Please copy every line of the records below that holds the word "emoji".

--- Extracted information ---

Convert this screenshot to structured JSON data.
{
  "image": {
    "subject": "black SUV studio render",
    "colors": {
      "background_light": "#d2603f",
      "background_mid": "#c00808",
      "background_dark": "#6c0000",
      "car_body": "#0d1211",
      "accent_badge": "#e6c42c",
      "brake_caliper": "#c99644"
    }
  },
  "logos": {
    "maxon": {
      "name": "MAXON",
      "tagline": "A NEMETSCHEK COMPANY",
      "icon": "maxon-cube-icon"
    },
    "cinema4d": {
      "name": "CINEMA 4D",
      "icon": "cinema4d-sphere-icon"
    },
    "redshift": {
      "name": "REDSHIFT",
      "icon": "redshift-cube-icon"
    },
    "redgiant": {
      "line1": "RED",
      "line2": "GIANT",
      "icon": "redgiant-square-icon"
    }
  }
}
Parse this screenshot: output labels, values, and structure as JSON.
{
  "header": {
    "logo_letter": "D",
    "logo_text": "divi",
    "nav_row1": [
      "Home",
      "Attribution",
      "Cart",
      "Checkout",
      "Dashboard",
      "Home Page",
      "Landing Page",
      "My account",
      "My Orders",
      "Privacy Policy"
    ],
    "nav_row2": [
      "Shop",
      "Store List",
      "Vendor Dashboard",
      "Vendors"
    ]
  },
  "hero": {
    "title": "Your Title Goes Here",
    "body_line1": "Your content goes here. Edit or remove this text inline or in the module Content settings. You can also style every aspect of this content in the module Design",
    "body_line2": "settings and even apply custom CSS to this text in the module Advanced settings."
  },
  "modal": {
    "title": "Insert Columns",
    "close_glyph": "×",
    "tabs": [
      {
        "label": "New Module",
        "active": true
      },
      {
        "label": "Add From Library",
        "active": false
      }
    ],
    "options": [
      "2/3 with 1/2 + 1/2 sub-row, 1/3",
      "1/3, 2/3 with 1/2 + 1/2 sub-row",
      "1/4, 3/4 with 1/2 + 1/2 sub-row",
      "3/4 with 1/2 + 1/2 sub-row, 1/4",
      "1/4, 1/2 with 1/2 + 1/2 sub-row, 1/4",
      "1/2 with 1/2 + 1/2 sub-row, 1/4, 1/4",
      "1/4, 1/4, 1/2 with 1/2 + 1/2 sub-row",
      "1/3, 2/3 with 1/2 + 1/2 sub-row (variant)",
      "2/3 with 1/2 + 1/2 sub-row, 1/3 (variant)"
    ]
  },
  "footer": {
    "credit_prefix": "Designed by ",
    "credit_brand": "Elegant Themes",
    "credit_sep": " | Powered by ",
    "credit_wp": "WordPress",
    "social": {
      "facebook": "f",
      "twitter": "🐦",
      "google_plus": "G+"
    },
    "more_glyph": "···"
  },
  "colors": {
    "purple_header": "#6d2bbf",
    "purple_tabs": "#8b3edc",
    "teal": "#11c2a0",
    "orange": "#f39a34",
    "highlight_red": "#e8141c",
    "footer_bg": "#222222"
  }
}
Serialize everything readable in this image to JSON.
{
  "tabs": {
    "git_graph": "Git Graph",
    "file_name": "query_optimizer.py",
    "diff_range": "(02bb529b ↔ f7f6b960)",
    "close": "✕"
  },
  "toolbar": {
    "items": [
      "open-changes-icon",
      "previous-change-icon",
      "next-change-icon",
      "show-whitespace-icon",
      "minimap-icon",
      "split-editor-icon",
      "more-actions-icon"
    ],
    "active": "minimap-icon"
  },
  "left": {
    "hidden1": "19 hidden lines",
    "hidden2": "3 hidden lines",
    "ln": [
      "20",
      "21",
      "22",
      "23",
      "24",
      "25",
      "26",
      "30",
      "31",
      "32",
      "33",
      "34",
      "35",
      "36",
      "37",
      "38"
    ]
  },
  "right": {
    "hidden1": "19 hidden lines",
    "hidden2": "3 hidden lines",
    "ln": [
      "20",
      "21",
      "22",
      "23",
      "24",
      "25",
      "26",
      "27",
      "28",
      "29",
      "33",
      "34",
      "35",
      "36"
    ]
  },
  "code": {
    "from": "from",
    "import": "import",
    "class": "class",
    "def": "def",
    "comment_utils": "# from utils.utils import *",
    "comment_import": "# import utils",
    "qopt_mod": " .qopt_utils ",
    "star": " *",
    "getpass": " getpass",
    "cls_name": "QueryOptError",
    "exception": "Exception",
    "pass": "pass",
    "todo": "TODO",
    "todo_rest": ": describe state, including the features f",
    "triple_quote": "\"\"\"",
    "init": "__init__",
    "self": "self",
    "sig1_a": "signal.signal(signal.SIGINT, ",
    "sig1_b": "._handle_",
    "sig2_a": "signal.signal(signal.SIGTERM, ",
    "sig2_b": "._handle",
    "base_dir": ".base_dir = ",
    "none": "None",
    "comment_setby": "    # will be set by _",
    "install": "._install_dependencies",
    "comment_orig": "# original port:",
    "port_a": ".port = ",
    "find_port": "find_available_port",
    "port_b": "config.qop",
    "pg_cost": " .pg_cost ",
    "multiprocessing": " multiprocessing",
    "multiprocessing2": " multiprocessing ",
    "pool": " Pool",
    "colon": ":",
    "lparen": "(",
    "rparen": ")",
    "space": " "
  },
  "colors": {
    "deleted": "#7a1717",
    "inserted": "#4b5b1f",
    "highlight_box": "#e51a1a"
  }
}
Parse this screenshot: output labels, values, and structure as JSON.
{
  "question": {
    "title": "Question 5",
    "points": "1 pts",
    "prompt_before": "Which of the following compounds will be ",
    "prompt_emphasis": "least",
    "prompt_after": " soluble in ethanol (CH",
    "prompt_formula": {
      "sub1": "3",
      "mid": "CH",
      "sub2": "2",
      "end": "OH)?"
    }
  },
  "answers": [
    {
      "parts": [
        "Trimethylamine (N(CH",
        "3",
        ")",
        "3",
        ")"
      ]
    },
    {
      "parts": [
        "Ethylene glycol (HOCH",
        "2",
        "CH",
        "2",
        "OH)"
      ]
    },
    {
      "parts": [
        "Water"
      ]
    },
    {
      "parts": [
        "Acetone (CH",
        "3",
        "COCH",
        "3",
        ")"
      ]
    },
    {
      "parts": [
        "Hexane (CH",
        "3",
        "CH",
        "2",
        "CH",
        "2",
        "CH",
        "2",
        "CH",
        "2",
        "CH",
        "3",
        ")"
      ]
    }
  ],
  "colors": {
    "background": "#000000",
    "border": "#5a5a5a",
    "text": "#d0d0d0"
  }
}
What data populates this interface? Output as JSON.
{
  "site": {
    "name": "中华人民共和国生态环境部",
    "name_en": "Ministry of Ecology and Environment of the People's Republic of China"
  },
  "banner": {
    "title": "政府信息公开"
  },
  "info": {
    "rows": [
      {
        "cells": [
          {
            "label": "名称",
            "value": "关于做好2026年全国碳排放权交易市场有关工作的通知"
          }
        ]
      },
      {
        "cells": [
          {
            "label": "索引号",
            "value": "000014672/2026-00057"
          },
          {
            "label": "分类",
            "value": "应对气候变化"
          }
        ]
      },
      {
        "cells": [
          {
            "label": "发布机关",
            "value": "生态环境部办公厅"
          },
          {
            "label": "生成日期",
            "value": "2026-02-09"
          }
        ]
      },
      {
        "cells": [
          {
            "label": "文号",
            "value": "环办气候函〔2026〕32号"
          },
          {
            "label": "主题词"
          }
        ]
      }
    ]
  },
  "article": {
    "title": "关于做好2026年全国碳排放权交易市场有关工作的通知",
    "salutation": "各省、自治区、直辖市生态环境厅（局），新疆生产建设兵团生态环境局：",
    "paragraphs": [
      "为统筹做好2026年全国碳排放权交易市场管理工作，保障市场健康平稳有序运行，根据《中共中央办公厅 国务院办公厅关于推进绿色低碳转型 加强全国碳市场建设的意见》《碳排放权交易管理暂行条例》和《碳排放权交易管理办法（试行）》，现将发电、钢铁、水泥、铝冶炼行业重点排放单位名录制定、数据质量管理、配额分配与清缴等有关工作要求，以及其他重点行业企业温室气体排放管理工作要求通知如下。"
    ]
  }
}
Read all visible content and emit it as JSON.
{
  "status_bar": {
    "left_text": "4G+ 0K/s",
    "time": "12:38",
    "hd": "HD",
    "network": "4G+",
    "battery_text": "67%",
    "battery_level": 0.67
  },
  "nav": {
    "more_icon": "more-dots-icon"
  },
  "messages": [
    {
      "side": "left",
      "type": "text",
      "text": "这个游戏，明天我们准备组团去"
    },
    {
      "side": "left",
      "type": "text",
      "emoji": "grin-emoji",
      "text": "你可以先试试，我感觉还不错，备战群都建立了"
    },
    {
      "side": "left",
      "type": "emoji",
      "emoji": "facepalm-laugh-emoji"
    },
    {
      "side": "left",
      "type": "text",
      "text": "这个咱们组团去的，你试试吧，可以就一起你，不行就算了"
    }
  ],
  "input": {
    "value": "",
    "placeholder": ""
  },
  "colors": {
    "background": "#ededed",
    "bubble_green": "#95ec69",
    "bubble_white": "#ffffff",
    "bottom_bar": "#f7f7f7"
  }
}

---

→ **Your solution**:
      "emoji": "grin-emoji",
      "type": "emoji",
      "emoji": "facepalm-laugh-emoji"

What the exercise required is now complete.